Samantha Kelly brings her creativity to every shoot. I took one look at her blog and was wowed. Blur, multiple exposures, reflections, and other creative techniques all combined with an outstanding ability to document the families and love in front of her. And it’s all on film… love, love, love.
I think it’s safe to say that we all want to be different, to stand out from the crowd, to develop our own voice and vision. Different is good. People are drawn to what’s different. But, in a sea of photographers, how in the world do we actually become different?
A little over a year ago, I did something a little crazy. I switched from shooting digital to shooting 100% film. I purchased a Canon eos3 and after only 2 rolls of my first 35mm film, I just knew there was no going back for me.
Kids are fast and unpredictable and have short attention spans and don’t listen and cry sometimes and stuff! YES. And that’s exactly what makes shooting children and families so very thrilling and rewarding. It’s also what makes shooting children and families on film one of the most exhilarating creative challenges ever.

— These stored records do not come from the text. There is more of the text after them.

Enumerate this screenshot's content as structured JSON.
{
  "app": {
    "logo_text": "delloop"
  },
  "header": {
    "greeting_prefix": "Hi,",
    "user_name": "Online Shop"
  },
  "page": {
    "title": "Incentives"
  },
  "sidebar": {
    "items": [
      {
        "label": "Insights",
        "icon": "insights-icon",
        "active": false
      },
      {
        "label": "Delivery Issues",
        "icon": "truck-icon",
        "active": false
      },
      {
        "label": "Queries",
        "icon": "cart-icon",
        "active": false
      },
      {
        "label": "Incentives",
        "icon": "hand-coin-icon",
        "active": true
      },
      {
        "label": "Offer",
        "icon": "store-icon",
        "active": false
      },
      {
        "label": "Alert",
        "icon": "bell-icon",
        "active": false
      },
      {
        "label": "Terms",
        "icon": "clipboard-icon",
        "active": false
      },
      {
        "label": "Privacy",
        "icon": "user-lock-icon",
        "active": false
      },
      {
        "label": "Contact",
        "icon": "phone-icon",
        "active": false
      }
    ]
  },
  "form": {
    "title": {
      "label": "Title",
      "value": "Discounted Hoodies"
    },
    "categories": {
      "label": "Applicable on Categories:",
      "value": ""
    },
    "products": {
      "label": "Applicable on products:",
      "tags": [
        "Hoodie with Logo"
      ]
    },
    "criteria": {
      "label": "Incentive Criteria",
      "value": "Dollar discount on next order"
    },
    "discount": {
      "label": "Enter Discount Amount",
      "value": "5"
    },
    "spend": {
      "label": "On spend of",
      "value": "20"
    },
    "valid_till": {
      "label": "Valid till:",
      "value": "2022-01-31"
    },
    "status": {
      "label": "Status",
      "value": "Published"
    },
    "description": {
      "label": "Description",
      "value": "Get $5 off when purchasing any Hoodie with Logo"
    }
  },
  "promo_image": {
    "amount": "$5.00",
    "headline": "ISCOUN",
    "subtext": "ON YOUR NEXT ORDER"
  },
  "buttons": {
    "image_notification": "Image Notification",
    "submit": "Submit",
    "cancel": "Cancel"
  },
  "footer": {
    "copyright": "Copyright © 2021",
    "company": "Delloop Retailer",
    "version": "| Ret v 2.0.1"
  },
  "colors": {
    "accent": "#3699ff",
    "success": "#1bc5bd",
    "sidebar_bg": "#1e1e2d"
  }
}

Film is different. Now, my creative process is much more focused and slow and intentional. Sure I still go with what’s happening in the moment and want to capture those kind of playful interactions, but I also have a number of very clear images in my head that I want to try and create at some point during every session.
This process always starts with my notebook- before I even get to the shoot. I draw out different compositions and scribble down notes of things I want to attempt and ways I want to push myself out of my comfort zone, out of my box of “normal.” I like stuff that feels kind of weird, unexpected, and- above else- a little bit quirky. That’s my creative “home” and where I feel most happy. The film forces me to really “show up” to every shoot. It’s either be completely present and work to really GET the kind of creative imagery I want out of every frame or…don’t and waste money.
I love capturing moments that feel intriguing, that pull the viewer in, leave you wanting more, and create more questions than answers. Every family has a story to tell and even in a 60-90 minute photo session, there are bits and pieces and essences of that story to discover and preserve in a photograph. Along with the fleeting moments, there is also an opportunity to use the family as the most amazing subjects in a kind of painting. To pose them and position them and move them around like paint on a canvas. Forming creative film images from the chaos and love of a family is what makes my photographer heart beat fast.
Being different, to me, is about feeling the fear and doing it anyways. It’s doing what is uncomfortable and scary and allowing ourselves to feel that level of vulnerability. When we open up to the unknown, that’s when we also put ourselves in a place to do something hard but so important and valuable. Being different is an ongoing, uphill battle. But it’s a fight that I live for. I’m still working on it, still exploring, and sometimes taking two steps back and one step forward but I’m really trying. I’m striving to be brave and take risks with my work and that’s what feels most important to me.
(I love my Mamiya 645 ProTL and Canon eos3. My favorite film for indoors is Portra 800 and for outdoors I love shooting Fuji 400h. Tri-x is my go-to black/white film.)